The theological anthropologies implicit in our politics
You might call me a low anthropologist. Steeped in a Lutheran theological heritage, I have been shaped by Martin Luther’s dictum that a theologian of the cross calls a thing what it actually is. We Christians should not shy away from naming the fragility, finitude, and contingency of human life. We are broken, sinful creatures from beginning to end, completely unable to earn our way into God’s good graces, and it is only by divine grace, as God’s freely given gift, that we are finally saved from ourselves. This awareness led Luther to his depiction of the human subject as simultaneously saint and sinner. As a lifelong Lutheran, I have found that this insight holds explanatory power for making sense of the human situation. If nothing else, I have found it to be an accurate description of my own lived experience.
Perhaps this is why I find much to commend in David Zahl’s newest work. Zahl argues that we are limited, doubled, self-centered creatures who spend far too much of our lives trying to evade this reality. We ignore our limitations, pretending that we are capable of far more than the constraints of time, biology, and historical context will allow. We minimize our doubleness, failing to perceive that our lives are governed by a jumbled mix of motivations that leads to an impasse between what we say we want and what we actually do. We explain away our self-centeredness, failing to see our own shortcomings while being quick to point out other people’s flaws.
Of course, these are not just religious phenomena; these types of behaviors characterize all spheres of life. Surely it does not take much imagination to see these impulses at work in the political sphere, for example. But there is grace to be found through an honest acceptance of these realities. We discover new opportunities for humility, unity, community, courtesy, humor, and compassion when we view our lives and the lives of others through such an honest lens. At this moment of extreme polarization in the United States, such fruits are welcome.
Zahl does an exceptional job of conveying difficult truths with grace and humor. His writing evinces a pastoral heart. His claims are made even more compelling by the wealth of anecdotes that he provides, drawing widely from both scholarly publications and popular culture to illustrate his points. On several occasions, I found myself stopping to check out links cited in the footnotes, which led me to some delightful YouTube rabbit holes. If Zahl is correct—and I think he is—the contemporary culture of the United States needs this kind of refreshing honesty more than ever.
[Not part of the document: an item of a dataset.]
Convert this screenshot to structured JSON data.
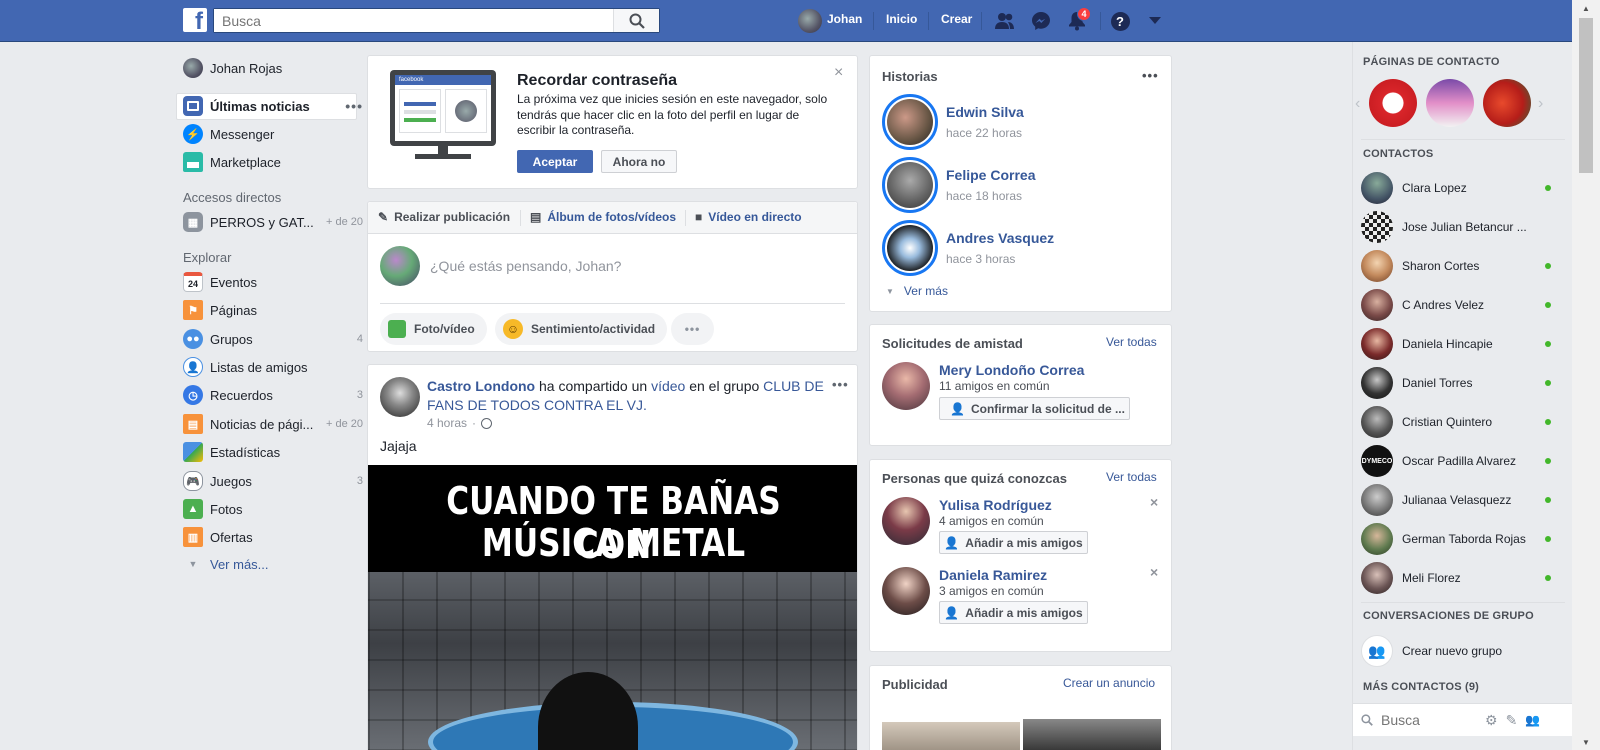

To that end, I found his analysis of the anthropologies implicit in US politics to be especially insightful. As Zahl shows, all political persuasions operate with an implicit anthropology. A good portion of the conservative/liberal binary can be mapped by attending to the distinctions between high and low anthropologies. To be clear, it is not that either the Democratic or the Republican party swings consistently high or low in their views; rather, each party is selectively high and low. Even these selective biases can shift depending on the issue at hand and who is currently in power.
For instance, on the side of low anthropological takes, progressives generally like to emphasize limitation (particularly at a systemic level) while conservatives like to emphasize self-centeredness (particularly at the personal level). Accordingly, each party has its own recipe for how to address the shortcomings of our corporate life. But perhaps most tellingly, neither party seems too interested in talking about doubleness. Both parties believe that we are fundamentally in control of our destiny and could fix all our problems if only we could enact the right set of laws and policies.
While my Lutheran proclivities find much here to commend, perhaps they are also why I have some concerns about Zahl’s framing of theological anthropology. To be blunt, I am not sure that what he presents is actually a low anthropology. I can think of anthropologies that are far lower, particularly the variety that emphasize the total depravity of the human subject, which is not what Zahl promotes.
More than anything, Zahl’s anthropology strikes me as a realistic one. He is realistic about the limitation, doubleness, and self-centeredness that characterize human life, yet he is also realistic about the flourishing that can come through acceptance of this reality (on the part of both oneself and others). By calling this a low anthropology, I worry that he diminishes our responsibility to address human limitation, doubleness, and self-centeredness. Instead of responsibility, we are left with resignation. In turn, we may never experience the saintly dimension of human life that Luther also talked about.
To be clear, I do not think that Zahl is trying to let people off the hook, and I materially agree with his analysis of human limitation, doubleness, and self-centeredness. I do wonder, though, if Zahl’s project would be better served if it were reframed as realistic anthropology. No doubt we are fragile beings whose lives are marked by brokenness from beginning to end, yet there is a deep beauty both within and apart from this brokenness. At every moment, our lives are an intermingling of beauty and brokenness; you might say that beauty and brokenness are two sides of the same human coin. Might a realistic anthropology that holds together both beauty and brokenness better serve the goal of human flourishing? Such a tension might prompt moral reflection upon the responsibility that humans carry to bring this beauty to bear upon the brokenness of the world.
Still, there is much honest, redemptive truth contained within these pages, and I can enthusiastically recommend this book as a springboard for personal and communal reflection.